══ Information given
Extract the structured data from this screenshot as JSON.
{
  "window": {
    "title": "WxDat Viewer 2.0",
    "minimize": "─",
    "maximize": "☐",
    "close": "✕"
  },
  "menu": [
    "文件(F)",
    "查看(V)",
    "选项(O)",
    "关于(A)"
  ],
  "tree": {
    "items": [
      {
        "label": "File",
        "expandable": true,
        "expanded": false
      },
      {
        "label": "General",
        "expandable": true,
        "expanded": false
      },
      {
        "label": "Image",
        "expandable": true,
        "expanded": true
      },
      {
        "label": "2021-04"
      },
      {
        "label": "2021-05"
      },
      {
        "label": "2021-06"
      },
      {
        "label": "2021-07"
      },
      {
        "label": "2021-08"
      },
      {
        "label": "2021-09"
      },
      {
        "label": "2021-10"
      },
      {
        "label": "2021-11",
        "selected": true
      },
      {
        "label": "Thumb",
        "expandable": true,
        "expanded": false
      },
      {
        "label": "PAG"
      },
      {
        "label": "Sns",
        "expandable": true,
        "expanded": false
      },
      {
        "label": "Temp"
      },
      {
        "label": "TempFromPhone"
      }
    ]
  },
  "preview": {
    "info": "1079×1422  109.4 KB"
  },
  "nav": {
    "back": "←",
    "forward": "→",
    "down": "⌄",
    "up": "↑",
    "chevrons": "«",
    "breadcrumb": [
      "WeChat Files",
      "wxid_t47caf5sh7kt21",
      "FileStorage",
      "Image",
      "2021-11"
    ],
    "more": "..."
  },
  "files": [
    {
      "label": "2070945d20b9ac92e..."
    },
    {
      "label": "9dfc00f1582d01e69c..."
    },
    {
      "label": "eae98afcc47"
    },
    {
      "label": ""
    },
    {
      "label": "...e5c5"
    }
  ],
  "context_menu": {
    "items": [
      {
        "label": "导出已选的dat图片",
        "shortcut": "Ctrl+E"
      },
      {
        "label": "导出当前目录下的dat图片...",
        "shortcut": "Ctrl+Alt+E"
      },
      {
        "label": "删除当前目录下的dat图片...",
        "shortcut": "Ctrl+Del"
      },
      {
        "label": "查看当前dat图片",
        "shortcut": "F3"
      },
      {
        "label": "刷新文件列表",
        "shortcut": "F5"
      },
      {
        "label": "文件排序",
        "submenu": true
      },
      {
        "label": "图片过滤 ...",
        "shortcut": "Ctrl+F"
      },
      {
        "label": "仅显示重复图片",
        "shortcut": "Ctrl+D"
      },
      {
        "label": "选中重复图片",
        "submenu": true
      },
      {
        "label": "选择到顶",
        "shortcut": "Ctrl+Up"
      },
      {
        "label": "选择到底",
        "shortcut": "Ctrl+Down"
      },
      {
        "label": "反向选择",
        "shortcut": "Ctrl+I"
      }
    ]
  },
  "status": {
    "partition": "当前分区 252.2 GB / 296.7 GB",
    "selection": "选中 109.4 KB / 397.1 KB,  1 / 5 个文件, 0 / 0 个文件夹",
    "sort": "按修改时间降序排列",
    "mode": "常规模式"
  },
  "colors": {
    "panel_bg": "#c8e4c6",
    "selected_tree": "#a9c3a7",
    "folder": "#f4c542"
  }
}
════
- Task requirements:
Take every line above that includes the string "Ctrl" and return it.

- Written solution:
        "shortcut": "Ctrl+E"
        "shortcut": "Ctrl+Alt+E"
        "shortcut": "Ctrl+Del"
        "shortcut": "Ctrl+F"
        "shortcut": "Ctrl+D"
        "shortcut": "Ctrl+Up"
        "shortcut": "Ctrl+Down"
        "shortcut": "Ctrl+I"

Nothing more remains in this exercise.